+++ Listed records

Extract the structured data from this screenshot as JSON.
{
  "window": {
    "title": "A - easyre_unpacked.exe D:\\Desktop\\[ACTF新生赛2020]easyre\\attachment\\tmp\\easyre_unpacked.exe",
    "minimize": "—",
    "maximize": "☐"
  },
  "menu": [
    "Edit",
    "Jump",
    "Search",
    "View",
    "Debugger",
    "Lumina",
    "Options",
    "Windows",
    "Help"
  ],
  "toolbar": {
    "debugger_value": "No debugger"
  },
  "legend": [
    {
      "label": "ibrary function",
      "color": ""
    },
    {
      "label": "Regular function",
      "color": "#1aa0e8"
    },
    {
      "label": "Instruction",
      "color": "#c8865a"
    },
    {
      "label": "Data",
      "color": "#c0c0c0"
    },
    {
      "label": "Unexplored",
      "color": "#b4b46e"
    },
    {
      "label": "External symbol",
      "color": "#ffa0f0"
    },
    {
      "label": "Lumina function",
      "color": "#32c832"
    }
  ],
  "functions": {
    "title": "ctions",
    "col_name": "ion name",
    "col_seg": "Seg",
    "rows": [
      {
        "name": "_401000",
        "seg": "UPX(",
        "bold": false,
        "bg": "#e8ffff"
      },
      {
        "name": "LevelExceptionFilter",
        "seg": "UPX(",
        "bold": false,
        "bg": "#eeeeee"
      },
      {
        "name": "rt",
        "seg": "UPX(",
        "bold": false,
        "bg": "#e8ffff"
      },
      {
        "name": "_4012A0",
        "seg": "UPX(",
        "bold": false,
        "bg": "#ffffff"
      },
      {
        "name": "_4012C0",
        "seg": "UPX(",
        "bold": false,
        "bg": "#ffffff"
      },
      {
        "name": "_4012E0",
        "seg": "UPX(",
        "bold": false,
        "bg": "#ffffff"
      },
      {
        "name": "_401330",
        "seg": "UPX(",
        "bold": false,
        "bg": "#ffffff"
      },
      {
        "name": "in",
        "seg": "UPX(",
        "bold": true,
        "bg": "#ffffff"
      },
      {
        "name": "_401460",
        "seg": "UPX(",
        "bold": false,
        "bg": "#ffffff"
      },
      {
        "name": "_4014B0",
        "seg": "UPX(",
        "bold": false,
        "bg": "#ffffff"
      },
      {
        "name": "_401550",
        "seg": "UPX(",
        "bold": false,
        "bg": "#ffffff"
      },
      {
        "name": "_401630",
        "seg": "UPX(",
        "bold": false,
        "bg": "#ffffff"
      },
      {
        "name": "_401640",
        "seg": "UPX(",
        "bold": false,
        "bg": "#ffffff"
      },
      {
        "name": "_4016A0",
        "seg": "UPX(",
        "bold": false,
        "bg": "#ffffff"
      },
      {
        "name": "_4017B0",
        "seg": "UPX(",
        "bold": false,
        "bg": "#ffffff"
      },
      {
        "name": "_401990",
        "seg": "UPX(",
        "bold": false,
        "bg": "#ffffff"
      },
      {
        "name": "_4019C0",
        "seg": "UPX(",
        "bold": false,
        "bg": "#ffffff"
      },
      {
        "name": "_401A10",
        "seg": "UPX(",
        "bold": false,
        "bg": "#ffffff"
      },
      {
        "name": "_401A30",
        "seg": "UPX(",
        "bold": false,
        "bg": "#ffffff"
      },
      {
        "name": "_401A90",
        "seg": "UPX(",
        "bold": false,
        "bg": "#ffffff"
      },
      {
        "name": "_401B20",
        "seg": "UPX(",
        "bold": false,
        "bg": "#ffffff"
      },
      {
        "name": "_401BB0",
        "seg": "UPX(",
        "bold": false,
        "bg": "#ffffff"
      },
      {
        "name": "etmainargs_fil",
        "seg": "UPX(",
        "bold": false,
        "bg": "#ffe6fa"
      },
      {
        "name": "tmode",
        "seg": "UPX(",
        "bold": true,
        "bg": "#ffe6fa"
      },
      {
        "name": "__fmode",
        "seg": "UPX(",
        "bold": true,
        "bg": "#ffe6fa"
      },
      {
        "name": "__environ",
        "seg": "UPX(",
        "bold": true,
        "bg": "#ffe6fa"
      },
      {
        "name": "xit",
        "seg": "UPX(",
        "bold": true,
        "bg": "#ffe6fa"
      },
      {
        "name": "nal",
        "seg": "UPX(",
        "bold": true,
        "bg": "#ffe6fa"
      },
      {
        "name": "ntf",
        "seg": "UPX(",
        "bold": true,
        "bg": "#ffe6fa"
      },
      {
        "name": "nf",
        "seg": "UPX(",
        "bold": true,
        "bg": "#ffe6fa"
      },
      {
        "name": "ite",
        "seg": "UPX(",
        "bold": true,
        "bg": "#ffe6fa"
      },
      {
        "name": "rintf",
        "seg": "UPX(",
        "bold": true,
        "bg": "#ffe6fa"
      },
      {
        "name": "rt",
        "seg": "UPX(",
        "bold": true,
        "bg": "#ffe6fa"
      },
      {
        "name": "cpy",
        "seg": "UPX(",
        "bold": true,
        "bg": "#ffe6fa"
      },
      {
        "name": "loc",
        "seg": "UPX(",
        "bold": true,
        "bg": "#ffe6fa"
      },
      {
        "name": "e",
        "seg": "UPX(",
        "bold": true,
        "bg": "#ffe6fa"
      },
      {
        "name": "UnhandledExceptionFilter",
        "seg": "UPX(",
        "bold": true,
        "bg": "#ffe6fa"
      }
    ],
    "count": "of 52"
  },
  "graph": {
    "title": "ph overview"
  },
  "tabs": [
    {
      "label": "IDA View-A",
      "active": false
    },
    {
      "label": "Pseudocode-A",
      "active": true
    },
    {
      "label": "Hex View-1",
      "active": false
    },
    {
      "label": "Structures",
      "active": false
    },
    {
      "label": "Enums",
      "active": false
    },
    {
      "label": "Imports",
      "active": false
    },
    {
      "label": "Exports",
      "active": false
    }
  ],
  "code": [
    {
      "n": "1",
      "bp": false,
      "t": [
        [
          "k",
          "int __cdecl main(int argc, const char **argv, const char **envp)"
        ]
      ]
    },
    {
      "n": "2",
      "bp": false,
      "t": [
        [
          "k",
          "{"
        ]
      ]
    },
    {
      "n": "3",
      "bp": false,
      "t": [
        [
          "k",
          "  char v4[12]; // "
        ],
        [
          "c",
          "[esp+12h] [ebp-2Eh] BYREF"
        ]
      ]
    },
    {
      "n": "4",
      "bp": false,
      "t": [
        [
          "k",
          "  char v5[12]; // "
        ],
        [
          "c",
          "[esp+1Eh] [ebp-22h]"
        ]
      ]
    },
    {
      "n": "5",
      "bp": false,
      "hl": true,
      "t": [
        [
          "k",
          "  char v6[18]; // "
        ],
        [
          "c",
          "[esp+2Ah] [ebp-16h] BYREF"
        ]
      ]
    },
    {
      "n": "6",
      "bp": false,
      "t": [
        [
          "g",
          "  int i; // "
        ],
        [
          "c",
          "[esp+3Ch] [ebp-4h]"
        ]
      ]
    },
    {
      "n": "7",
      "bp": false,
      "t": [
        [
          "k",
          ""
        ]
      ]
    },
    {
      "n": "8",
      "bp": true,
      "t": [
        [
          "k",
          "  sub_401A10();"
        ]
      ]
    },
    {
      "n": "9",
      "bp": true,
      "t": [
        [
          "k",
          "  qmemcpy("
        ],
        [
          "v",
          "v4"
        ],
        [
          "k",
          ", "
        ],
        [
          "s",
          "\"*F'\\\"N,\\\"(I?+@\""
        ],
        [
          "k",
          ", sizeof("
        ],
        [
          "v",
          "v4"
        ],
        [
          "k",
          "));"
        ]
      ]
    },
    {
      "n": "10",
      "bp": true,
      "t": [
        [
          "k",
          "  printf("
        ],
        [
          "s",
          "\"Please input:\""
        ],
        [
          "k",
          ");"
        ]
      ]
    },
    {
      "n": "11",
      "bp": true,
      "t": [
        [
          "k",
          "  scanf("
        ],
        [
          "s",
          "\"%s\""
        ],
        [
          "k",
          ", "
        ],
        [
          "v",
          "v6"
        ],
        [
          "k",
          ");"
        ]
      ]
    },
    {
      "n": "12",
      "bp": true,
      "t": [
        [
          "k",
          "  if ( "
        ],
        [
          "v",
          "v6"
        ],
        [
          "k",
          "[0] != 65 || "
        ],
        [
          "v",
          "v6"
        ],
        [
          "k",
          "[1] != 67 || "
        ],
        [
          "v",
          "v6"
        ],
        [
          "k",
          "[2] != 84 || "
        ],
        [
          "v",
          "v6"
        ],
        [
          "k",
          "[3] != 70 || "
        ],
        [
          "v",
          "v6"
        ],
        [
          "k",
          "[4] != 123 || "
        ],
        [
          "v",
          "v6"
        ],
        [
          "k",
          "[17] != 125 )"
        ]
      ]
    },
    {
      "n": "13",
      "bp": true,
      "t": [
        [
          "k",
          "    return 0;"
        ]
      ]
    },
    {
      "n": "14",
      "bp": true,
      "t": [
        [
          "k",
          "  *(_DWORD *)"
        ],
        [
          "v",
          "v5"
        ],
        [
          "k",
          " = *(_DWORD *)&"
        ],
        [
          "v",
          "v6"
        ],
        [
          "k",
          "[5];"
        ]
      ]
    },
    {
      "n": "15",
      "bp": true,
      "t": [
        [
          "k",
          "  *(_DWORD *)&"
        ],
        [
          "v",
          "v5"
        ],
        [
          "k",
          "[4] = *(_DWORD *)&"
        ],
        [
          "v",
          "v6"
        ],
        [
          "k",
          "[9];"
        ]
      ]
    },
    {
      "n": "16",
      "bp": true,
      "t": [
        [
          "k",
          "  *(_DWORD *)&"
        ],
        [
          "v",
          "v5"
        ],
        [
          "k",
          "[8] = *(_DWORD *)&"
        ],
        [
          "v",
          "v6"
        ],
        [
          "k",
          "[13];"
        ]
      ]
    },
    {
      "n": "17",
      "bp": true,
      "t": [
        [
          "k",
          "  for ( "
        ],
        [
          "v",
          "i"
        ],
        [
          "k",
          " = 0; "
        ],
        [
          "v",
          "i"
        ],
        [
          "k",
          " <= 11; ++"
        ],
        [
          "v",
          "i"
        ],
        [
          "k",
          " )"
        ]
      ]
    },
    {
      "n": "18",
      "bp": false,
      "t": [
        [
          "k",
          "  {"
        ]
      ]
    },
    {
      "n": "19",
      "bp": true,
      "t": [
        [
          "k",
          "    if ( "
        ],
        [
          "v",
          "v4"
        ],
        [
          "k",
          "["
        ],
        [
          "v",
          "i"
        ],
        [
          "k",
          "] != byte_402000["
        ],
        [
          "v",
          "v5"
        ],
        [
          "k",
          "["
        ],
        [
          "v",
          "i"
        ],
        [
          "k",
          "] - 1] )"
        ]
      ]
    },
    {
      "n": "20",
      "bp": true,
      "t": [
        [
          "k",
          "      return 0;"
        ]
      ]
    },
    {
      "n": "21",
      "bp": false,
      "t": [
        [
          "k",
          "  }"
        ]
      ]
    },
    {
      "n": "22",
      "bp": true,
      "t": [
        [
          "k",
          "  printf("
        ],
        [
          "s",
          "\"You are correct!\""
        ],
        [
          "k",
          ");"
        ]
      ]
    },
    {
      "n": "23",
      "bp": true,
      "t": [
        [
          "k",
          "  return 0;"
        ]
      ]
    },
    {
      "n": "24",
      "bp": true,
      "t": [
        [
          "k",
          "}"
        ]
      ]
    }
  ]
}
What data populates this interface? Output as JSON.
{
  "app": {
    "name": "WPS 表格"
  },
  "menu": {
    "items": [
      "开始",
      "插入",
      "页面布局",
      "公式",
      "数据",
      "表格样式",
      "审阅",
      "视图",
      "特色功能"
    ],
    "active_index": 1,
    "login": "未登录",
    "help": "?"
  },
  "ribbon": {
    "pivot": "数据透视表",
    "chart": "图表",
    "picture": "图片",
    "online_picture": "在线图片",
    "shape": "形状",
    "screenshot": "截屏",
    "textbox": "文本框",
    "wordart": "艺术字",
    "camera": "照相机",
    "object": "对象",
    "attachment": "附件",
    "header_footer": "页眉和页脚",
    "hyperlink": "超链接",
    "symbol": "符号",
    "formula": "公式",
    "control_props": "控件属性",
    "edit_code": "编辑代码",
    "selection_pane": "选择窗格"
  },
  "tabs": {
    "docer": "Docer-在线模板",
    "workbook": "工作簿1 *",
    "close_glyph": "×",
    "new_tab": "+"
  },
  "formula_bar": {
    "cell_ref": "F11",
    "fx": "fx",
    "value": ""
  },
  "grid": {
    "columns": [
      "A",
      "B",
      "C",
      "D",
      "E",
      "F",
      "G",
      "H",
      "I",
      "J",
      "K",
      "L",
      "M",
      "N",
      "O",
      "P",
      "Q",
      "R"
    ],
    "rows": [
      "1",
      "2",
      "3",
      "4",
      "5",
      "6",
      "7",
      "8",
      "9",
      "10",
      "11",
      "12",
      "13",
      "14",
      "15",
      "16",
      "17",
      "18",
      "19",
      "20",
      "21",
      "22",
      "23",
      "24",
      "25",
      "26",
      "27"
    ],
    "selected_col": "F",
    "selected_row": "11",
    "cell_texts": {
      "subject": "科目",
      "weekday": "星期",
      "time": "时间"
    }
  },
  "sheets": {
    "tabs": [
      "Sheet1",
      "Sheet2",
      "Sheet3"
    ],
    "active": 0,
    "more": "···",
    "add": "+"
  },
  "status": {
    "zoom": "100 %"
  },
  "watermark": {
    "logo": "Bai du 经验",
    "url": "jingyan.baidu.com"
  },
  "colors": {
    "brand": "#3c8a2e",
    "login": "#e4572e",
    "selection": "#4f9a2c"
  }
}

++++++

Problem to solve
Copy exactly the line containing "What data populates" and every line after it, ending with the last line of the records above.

The completed task
What data populates this interface? Output as JSON.
{
  "app": {
    "name": "WPS 表格"
  },
  "menu": {
    "items": [
      "开始",
      "插入",
      "页面布局",
      "公式",
      "数据",
      "表格样式",
      "审阅",
      "视图",
      "特色功能"
    ],
    "active_index": 1,
    "login": "未登录",
    "help": "?"
  },
  "ribbon": {
    "pivot": "数据透视表",
    "chart": "图表",
    "picture": "图片",
    "online_picture": "在线图片",
    "shape": "形状",
    "screenshot": "截屏",
    "textbox": "文本框",
    "wordart": "艺术字",
    "camera": "照相机",
    "object": "对象",
    "attachment": "附件",
    "header_footer": "页眉和页脚",
    "hyperlink": "超链接",
    "symbol": "符号",
    "formula": "公式",
    "control_props": "控件属性",
    "edit_code": "编辑代码",
    "selection_pane": "选择窗格"
  },
  "tabs": {
    "docer": "Docer-在线模板",
    "workbook": "工作簿1 *",
    "close_glyph": "×",
    "new_tab": "+"
  },
  "formula_bar": {
    "cell_ref": "F11",
    "fx": "fx",
    "value": ""
  },
  "grid": {
    "columns": [
      "A",
      "B",
      "C",
      "D",
      "E",
      "F",
      "G",
      "H",
      "I",
      "J",
      "K",
      "L",
      "M",
      "N",
      "O",
      "P",
      "Q",
      "R"
    ],
    "rows": [
      "1",
      "2",
      "3",
      "4",
      "5",
      "6",
      "7",
      "8",
      "9",
      "10",
      "11",
      "12",
      "13",
      "14",
      "15",
      "16",
      "17",
      "18",
      "19",
      "20",
      "21",
      "22",
      "23",
      "24",
      "25",
      "26",
      "27"
    ],
    "selected_col": "F",
    "selected_row": "11",
    "cell_texts": {
      "subject": "科目",
      "weekday": "星期",
      "time": "时间"
    }
  },
  "sheets": {
    "tabs": [
      "Sheet1",
      "Sheet2",
      "Sheet3"
    ],
    "active": 0,
    "more": "···",
    "add": "+"
  },
  "status": {
    "zoom": "100 %"
  },
  "watermark": {
    "logo": "Bai du 经验",
    "url": "jingyan.baidu.com"
  },
  "colors": {
    "brand": "#3c8a2e",
    "login": "#e4572e",
    "selection": "#4f9a2c"
  }
}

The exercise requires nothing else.